Task inputs START

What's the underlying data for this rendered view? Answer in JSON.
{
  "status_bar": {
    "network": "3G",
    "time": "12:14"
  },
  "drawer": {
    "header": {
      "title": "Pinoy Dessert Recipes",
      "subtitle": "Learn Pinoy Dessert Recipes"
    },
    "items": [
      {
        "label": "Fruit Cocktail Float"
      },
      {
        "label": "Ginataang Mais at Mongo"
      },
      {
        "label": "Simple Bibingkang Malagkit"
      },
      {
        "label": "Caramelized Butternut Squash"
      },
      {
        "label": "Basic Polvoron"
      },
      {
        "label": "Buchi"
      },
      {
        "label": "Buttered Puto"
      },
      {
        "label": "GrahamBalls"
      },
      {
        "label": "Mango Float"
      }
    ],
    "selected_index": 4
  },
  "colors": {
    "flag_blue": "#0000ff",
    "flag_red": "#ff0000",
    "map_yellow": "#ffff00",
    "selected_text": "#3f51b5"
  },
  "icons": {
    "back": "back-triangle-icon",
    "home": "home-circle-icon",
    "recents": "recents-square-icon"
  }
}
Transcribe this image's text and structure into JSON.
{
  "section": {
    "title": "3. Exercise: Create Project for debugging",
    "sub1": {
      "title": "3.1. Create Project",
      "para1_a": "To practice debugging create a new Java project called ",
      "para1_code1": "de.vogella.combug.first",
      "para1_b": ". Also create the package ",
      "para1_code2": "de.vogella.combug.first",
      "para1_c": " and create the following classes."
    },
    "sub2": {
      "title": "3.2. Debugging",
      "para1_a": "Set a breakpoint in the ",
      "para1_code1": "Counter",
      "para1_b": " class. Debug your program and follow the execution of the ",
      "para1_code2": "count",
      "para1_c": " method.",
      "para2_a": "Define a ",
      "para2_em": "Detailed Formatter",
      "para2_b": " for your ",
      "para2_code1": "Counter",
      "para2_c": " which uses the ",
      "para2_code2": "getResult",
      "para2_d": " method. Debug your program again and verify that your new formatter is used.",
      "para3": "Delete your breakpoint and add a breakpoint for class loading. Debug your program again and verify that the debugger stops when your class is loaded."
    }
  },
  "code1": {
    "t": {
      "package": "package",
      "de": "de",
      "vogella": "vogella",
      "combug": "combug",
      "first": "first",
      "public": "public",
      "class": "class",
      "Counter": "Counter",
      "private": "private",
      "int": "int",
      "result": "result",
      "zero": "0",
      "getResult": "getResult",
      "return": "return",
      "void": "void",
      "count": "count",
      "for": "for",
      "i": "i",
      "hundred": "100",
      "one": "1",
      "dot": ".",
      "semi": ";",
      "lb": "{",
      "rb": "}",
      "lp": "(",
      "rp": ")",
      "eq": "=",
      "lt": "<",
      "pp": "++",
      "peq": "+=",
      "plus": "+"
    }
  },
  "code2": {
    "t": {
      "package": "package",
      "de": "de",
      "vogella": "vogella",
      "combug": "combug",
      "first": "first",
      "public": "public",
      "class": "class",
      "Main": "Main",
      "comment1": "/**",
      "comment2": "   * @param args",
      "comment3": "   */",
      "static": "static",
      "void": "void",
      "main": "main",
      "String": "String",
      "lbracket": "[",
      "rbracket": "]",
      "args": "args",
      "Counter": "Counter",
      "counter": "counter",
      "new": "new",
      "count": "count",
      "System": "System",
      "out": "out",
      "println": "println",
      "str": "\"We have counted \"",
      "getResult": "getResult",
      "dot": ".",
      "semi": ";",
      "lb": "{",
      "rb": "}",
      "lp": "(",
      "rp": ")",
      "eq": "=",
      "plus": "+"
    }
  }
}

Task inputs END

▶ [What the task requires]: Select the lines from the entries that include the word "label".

▶ [Solution to this task]:
        "label": "Fruit Cocktail Float"
        "label": "Ginataang Mais at Mongo"
        "label": "Simple Bibingkang Malagkit"
        "label": "Caramelized Butternut Squash"
        "label": "Basic Polvoron"
        "label": "Buchi"
        "label": "Buttered Puto"
        "label": "GrahamBalls"
        "label": "Mango Float"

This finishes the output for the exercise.